● Task item
Could you filter the material and copy every line where the word "sundhedsassistent" occurs?

● Records shown
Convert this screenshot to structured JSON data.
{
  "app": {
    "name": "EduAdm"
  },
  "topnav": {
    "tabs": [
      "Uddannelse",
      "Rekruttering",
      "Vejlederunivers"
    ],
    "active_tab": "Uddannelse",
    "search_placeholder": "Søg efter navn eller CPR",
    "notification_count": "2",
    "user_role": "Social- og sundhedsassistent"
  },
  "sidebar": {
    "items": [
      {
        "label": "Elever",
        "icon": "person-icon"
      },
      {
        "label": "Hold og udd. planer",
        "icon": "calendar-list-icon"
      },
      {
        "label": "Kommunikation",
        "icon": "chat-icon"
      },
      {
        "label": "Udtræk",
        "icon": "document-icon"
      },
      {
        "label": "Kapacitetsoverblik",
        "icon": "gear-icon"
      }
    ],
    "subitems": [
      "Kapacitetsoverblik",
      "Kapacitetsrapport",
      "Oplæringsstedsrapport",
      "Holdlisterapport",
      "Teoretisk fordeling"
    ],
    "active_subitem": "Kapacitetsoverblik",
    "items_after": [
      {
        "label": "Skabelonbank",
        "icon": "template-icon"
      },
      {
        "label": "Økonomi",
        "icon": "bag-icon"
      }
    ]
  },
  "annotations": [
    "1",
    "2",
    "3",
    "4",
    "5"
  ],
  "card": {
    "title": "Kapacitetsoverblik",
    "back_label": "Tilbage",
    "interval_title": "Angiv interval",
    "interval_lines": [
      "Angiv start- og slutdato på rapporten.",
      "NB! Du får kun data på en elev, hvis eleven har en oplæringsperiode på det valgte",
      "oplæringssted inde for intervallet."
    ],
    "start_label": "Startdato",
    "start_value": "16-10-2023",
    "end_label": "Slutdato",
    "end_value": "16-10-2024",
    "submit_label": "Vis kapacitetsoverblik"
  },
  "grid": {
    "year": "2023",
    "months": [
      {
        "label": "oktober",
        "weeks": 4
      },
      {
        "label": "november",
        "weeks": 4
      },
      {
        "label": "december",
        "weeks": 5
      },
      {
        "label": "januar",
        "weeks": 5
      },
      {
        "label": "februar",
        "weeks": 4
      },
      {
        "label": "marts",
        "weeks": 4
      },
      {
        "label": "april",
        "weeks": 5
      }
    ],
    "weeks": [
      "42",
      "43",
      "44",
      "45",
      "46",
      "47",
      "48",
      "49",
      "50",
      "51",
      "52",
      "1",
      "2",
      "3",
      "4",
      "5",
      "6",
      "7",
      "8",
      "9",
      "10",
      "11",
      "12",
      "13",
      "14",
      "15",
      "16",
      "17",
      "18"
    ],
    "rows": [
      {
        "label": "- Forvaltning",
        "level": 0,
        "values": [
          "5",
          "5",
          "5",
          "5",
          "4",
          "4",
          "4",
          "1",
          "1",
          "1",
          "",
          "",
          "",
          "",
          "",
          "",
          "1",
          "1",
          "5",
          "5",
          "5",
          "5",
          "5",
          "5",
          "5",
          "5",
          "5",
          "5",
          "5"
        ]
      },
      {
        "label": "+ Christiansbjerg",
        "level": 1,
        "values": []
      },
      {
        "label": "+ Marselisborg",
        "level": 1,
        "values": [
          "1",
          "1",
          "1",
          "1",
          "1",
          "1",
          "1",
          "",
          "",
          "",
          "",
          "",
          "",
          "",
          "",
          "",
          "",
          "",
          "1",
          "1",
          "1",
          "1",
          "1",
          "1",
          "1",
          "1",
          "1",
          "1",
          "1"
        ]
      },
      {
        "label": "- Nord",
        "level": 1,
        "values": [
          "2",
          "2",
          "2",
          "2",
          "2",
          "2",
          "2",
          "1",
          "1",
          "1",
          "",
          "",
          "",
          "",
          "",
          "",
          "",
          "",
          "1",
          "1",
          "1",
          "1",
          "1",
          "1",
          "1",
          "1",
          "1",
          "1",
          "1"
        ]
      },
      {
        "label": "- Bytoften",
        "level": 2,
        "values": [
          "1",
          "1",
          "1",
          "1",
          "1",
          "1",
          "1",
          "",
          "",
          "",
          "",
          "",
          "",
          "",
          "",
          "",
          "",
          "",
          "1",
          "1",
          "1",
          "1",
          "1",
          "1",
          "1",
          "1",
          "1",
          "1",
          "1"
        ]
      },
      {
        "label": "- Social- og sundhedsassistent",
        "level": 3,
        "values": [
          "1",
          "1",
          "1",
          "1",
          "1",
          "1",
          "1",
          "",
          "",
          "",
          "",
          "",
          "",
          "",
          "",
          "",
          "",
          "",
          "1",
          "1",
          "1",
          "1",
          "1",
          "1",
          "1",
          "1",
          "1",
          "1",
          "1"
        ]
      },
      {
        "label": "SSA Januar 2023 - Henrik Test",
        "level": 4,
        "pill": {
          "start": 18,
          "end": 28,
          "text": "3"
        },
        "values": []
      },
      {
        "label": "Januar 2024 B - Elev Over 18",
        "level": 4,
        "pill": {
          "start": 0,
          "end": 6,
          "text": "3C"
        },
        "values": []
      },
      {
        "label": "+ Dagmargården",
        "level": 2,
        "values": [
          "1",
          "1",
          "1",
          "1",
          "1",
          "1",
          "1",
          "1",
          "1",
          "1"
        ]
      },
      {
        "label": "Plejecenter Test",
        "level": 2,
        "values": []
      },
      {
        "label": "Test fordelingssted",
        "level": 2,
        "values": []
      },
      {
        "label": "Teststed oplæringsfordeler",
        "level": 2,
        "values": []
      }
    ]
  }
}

● Answer for this exercise
    "user_role": "Social- og sundhedsassistent"
        "label": "- Social- og sundhedsassistent",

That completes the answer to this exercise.